▶ TASK GOAL: Line by line, reproduce the records exactly.

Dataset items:

_____

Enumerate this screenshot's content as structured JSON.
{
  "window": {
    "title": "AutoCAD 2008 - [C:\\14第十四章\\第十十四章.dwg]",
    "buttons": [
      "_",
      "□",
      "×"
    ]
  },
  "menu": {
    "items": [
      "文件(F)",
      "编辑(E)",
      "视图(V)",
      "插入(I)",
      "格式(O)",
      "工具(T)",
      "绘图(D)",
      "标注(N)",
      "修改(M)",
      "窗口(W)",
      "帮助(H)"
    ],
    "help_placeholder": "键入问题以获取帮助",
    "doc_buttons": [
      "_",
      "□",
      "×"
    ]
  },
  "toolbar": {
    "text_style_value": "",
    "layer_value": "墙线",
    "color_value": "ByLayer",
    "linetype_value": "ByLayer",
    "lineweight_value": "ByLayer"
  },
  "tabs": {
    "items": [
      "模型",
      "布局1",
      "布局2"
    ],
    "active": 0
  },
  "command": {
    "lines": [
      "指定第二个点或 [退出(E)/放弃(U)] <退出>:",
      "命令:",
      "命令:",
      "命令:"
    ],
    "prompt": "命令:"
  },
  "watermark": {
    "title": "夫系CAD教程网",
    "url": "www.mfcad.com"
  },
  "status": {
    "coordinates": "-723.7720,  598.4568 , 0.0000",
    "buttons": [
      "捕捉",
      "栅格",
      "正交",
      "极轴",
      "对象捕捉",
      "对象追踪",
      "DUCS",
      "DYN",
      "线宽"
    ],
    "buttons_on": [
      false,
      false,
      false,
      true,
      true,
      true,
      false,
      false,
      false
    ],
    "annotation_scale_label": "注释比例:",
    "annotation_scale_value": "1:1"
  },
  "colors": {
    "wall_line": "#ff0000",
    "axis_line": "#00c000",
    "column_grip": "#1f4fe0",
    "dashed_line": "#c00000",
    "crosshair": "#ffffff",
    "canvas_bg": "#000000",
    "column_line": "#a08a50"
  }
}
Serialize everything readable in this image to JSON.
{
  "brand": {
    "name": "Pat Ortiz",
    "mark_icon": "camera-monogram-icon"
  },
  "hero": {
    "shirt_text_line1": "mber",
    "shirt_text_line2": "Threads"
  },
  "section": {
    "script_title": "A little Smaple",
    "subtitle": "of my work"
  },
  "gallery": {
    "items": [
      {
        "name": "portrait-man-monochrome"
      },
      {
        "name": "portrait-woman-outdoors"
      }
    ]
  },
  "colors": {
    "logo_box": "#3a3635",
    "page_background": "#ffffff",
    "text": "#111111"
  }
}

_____

▶ THE COMPLETED TASK:
Enumerate this screenshot's content as structured JSON.
{
  "window": {
    "title": "AutoCAD 2008 - [C:\\14第十四章\\第十十四章.dwg]",
    "buttons": [
      "_",
      "□",
      "×"
    ]
  },
  "menu": {
    "items": [
      "文件(F)",
      "编辑(E)",
      "视图(V)",
      "插入(I)",
      "格式(O)",
      "工具(T)",
      "绘图(D)",
      "标注(N)",
      "修改(M)",
      "窗口(W)",
      "帮助(H)"
    ],
    "help_placeholder": "键入问题以获取帮助",
    "doc_buttons": [
      "_",
      "□",
      "×"
    ]
  },
  "toolbar": {
    "text_style_value": "",
    "layer_value": "墙线",
    "color_value": "ByLayer",
    "linetype_value": "ByLayer",
    "lineweight_value": "ByLayer"
  },
  "tabs": {
    "items": [
      "模型",
      "布局1",
      "布局2"
    ],
    "active": 0
  },
  "command": {
    "lines": [
      "指定第二个点或 [退出(E)/放弃(U)] <退出>:",
      "命令:",
      "命令:",
      "命令:"
    ],
    "prompt": "命令:"
  },
  "watermark": {
    "title": "夫系CAD教程网",
    "url": "www.mfcad.com"
  },
  "status": {
    "coordinates": "-723.7720,  598.4568 , 0.0000",
    "buttons": [
      "捕捉",
      "栅格",
      "正交",
      "极轴",
      "对象捕捉",
      "对象追踪",
      "DUCS",
      "DYN",
      "线宽"
    ],
    "buttons_on": [
      false,
      false,
      false,
      true,
      true,
      true,
      false,
      false,
      false
    ],
    "annotation_scale_label": "注释比例:",
    "annotation_scale_value": "1:1"
  },
  "colors": {
    "wall_line": "#ff0000",
    "axis_line": "#00c000",
    "column_grip": "#1f4fe0",
    "dashed_line": "#c00000",
    "crosshair": "#ffffff",
    "canvas_bg": "#000000",
    "column_line": "#a08a50"
  }
}
Serialize everything readable in this image to JSON.
{
  "brand": {
    "name": "Pat Ortiz",
    "mark_icon": "camera-monogram-icon"
  },
  "hero": {
    "shirt_text_line1": "mber",
    "shirt_text_line2": "Threads"
  },
  "section": {
    "script_title": "A little Smaple",
    "subtitle": "of my work"
  },
  "gallery": {
    "items": [
      {
        "name": "portrait-man-monochrome"
      },
      {
        "name": "portrait-woman-outdoors"
      }
    ]
  },
  "colors": {
    "logo_box": "#3a3635",
    "page_background": "#ffffff",
    "text": "#111111"
  }
}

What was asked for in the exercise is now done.